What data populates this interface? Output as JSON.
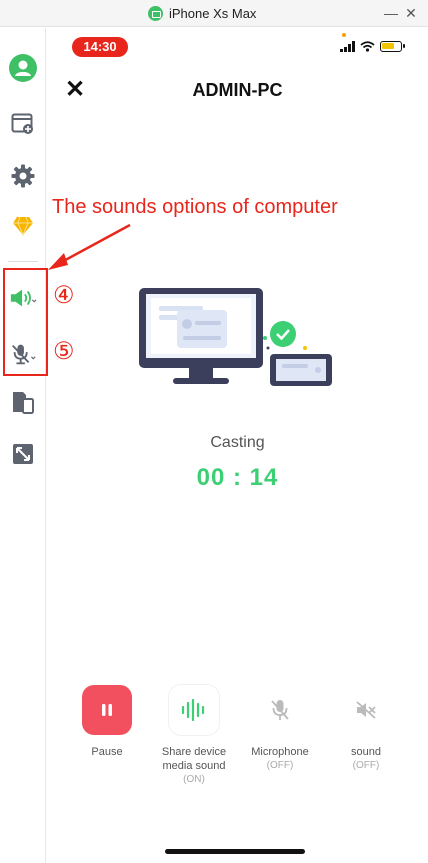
{
  "window": {
    "title": "iPhone Xs Max",
    "minimize_glyph": "—",
    "close_glyph": "✕"
  },
  "sidebar": {
    "items": [
      {
        "name": "profile",
        "icon": "user-avatar-icon"
      },
      {
        "name": "add-window",
        "icon": "window-add-icon"
      },
      {
        "name": "settings",
        "icon": "gear-icon"
      },
      {
        "name": "premium",
        "icon": "diamond-icon"
      },
      {
        "name": "speaker",
        "icon": "speaker-icon"
      },
      {
        "name": "microphone",
        "icon": "microphone-muted-icon"
      },
      {
        "name": "screen-share",
        "icon": "device-share-icon"
      },
      {
        "name": "fullscreen",
        "icon": "expand-icon"
      }
    ]
  },
  "annotation": {
    "callout_text": "The sounds options of computer",
    "number_4": "④",
    "number_5": "⑤",
    "color": "#e8261c"
  },
  "phone": {
    "status": {
      "time": "14:30"
    },
    "header": {
      "close_glyph": "✕",
      "title": "ADMIN-PC"
    },
    "casting": {
      "label": "Casting",
      "timer": "00 : 14"
    },
    "controls": [
      {
        "name": "pause",
        "label": "Pause",
        "sub": "",
        "icon": "pause-icon"
      },
      {
        "name": "share-device-media-sound",
        "label_line1": "Share device",
        "label_line2": "media sound",
        "sub": "(ON)",
        "icon": "sound-wave-icon"
      },
      {
        "name": "microphone",
        "label": "Microphone",
        "sub": "(OFF)",
        "icon": "microphone-muted-icon"
      },
      {
        "name": "sound",
        "label": "sound",
        "sub": "(OFF)",
        "icon": "speaker-muted-icon"
      }
    ]
  },
  "colors": {
    "accent_green": "#3ccf74",
    "pause_red": "#f2505f",
    "status_red": "#e8261c"
  }
}
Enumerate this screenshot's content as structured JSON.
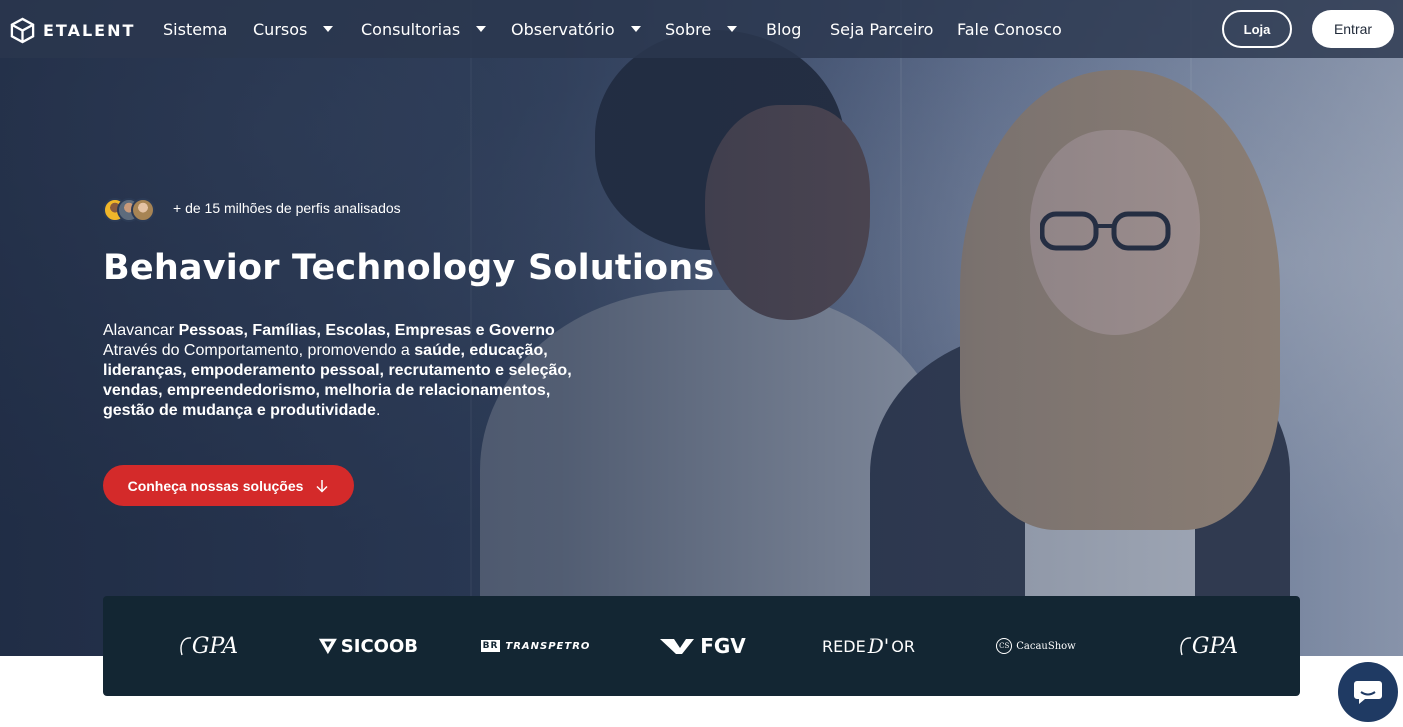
{
  "brand": {
    "name": "ETALENT"
  },
  "nav": {
    "items": [
      {
        "label": "Sistema",
        "dropdown": false
      },
      {
        "label": "Cursos",
        "dropdown": true
      },
      {
        "label": "Consultorias",
        "dropdown": true
      },
      {
        "label": "Observatório",
        "dropdown": true
      },
      {
        "label": "Sobre",
        "dropdown": true
      },
      {
        "label": "Blog",
        "dropdown": false
      },
      {
        "label": "Seja Parceiro",
        "dropdown": false
      },
      {
        "label": "Fale Conosco",
        "dropdown": false
      }
    ],
    "store_label": "Loja",
    "login_label": "Entrar"
  },
  "hero": {
    "profiles_text": "+ de 15 milhões de perfis analisados",
    "title": "Behavior Technology Solutions",
    "desc_prefix": "Alavancar ",
    "desc_bold1": "Pessoas, Famílias, Escolas, Empresas e Governo",
    "desc_mid": "Através do Comportamento, promovendo a ",
    "desc_bold2": "saúde, educação, lideranças, empoderamento pessoal, recrutamento e seleção, vendas, empreendedorismo, melhoria de relacionamentos, gestão de mudança e produtividade",
    "desc_suffix": ".",
    "cta_label": "Conheça nossas soluções",
    "cta_icon": "arrow-down-icon"
  },
  "partners": {
    "gpa": "GPA",
    "sicoob": "SICOOB",
    "transpetro_mark": "BR",
    "transpetro": "TRANSPETRO",
    "fgv": "FGV",
    "rededor_a": "REDE",
    "rededor_b": "D'",
    "rededor_c": "OR",
    "cacau_mark": "CS",
    "cacau": "CacauShow"
  },
  "chat": {
    "icon": "chat-bubble-icon"
  },
  "colors": {
    "navbar": "#2b374e",
    "cta": "#d42a2a",
    "logo_strip": "#132633",
    "chat": "#1f3a63"
  }
}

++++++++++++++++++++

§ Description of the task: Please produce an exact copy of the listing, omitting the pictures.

§ Your solution:
What data populates this interface? Output as JSON.
{
  "window": {
    "title": "iPhone Xs Max",
    "minimize_glyph": "—",
    "close_glyph": "✕"
  },
  "sidebar": {
    "items": [
      {
        "name": "profile",
        "icon": "user-avatar-icon"
      },
      {
        "name": "add-window",
        "icon": "window-add-icon"
      },
      {
        "name": "settings",
        "icon": "gear-icon"
      },
      {
        "name": "premium",
        "icon": "diamond-icon"
      },
      {
        "name": "speaker",
        "icon": "speaker-icon"
      },
      {
        "name": "microphone",
        "icon": "microphone-muted-icon"
      },
      {
        "name": "screen-share",
        "icon": "device-share-icon"
      },
      {
        "name": "fullscreen",
        "icon": "expand-icon"
      }
    ]
  },
  "annotation": {
    "callout_text": "The sounds options of computer",
    "number_4": "④",
    "number_5": "⑤",
    "color": "#e8261c"
  },
  "phone": {
    "status": {
      "time": "14:30"
    },
    "header": {
      "close_glyph": "✕",
      "title": "ADMIN-PC"
    },
    "casting": {
      "label": "Casting",
      "timer": "00 : 14"
    },
    "controls": [
      {
        "name": "pause",
        "label": "Pause",
        "sub": "",
        "icon": "pause-icon"
      },
      {
        "name": "share-device-media-sound",
        "label_line1": "Share device",
        "label_line2": "media sound",
        "sub": "(ON)",
        "icon": "sound-wave-icon"
      },
      {
        "name": "microphone",
        "label": "Microphone",
        "sub": "(OFF)",
        "icon": "microphone-muted-icon"
      },
      {
        "name": "sound",
        "label": "sound",
        "sub": "(OFF)",
        "icon": "speaker-muted-icon"
      }
    ]
  },
  "colors": {
    "accent_green": "#3ccf74",
    "pause_red": "#f2505f",
    "status_red": "#e8261c"
  }
}
Enumerate this screenshot's content as structured JSON.
{
  "brand": {
    "name": "ETALENT"
  },
  "nav": {
    "items": [
      {
        "label": "Sistema",
        "dropdown": false
      },
      {
        "label": "Cursos",
        "dropdown": true
      },
      {
        "label": "Consultorias",
        "dropdown": true
      },
      {
        "label": "Observatório",
        "dropdown": true
      },
      {
        "label": "Sobre",
        "dropdown": true
      },
      {
        "label": "Blog",
        "dropdown": false
      },
      {
        "label": "Seja Parceiro",
        "dropdown": false
      },
      {
        "label": "Fale Conosco",
        "dropdown": false
      }
    ],
    "store_label": "Loja",
    "login_label": "Entrar"
  },
  "hero": {
    "profiles_text": "+ de 15 milhões de perfis analisados",
    "title": "Behavior Technology Solutions",
    "desc_prefix": "Alavancar ",
    "desc_bold1": "Pessoas, Famílias, Escolas, Empresas e Governo",
    "desc_mid": "Através do Comportamento, promovendo a ",
    "desc_bold2": "saúde, educação, lideranças, empoderamento pessoal, recrutamento e seleção, vendas, empreendedorismo, melhoria de relacionamentos, gestão de mudança e produtividade",
    "desc_suffix": ".",
    "cta_label": "Conheça nossas soluções",
    "cta_icon": "arrow-down-icon"
  },
  "partners": {
    "gpa": "GPA",
    "sicoob": "SICOOB",
    "transpetro_mark": "BR",
    "transpetro": "TRANSPETRO",
    "fgv": "FGV",
    "rededor_a": "REDE",
    "rededor_b": "D'",
    "rededor_c": "OR",
    "cacau_mark": "CS",
    "cacau": "CacauShow"
  },
  "chat": {
    "icon": "chat-bubble-icon"
  },
  "colors": {
    "navbar": "#2b374e",
    "cta": "#d42a2a",
    "logo_strip": "#132633",
    "chat": "#1f3a63"
  }
}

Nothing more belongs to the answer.